## TASK
Locate every line below that contains the word "Actions" and copy it.

━━━━━━━━━━━━━━━━

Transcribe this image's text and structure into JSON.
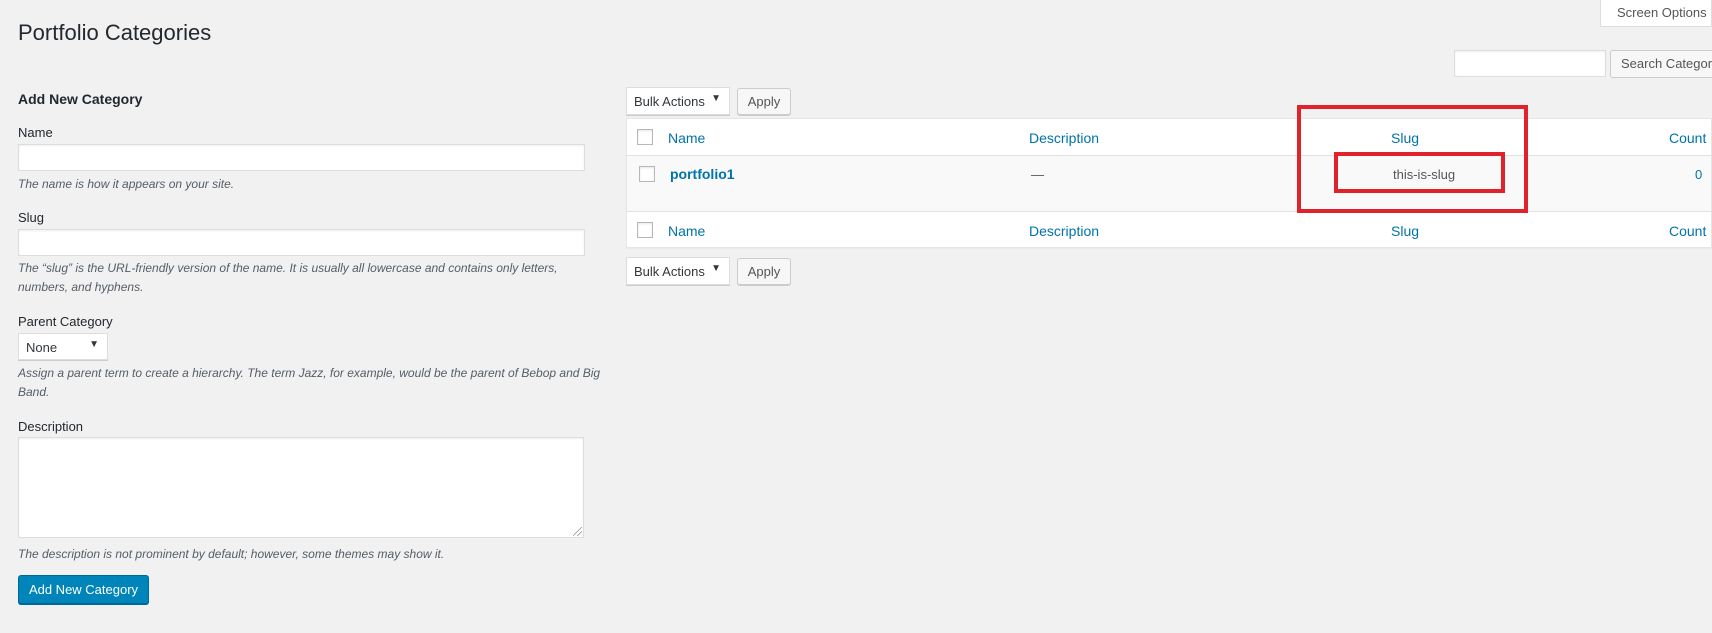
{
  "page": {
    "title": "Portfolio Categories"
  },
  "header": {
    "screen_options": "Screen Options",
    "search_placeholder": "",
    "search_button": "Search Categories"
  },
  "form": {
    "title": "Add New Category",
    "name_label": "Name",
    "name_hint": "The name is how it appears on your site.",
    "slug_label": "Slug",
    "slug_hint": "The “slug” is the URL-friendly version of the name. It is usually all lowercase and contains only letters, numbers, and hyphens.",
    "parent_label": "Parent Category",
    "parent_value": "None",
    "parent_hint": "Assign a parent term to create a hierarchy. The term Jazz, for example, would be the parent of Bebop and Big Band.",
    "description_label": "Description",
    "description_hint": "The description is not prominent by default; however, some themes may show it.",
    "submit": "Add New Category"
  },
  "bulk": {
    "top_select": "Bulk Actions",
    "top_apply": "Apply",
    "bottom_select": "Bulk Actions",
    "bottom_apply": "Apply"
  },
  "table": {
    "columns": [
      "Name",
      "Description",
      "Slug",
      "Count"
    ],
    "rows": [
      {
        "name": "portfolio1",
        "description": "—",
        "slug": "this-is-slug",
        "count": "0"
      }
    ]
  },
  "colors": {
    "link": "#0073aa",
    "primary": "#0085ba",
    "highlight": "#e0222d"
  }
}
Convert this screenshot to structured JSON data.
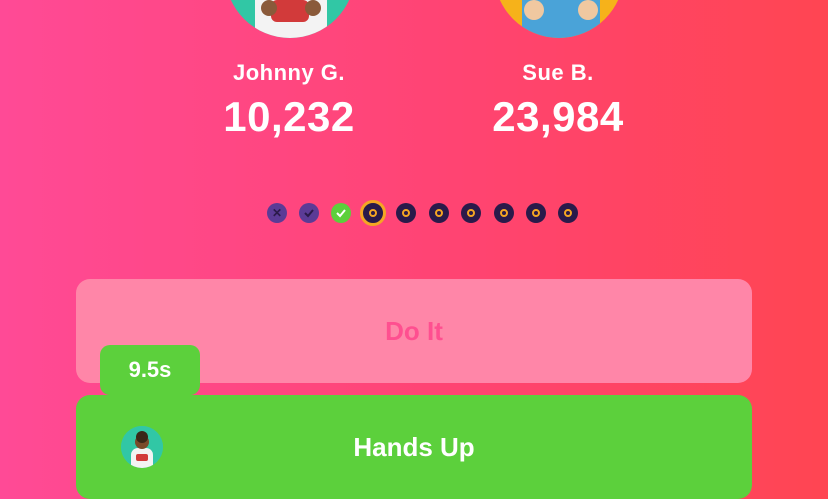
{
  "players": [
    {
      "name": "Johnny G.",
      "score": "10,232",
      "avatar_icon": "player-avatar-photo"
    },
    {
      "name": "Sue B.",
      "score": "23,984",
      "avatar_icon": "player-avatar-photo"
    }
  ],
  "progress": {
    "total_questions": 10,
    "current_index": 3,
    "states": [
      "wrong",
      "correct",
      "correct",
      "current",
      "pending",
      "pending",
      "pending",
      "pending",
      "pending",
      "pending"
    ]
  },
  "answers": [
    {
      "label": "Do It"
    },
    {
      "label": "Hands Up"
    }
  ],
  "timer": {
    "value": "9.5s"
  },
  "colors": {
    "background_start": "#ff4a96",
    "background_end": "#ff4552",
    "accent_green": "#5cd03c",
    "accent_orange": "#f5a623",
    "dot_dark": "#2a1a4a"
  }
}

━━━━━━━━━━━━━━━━

## SOLUTION TO THE PROBLEM
    "top_select": "Bulk Actions",
    "bottom_select": "Bulk Actions",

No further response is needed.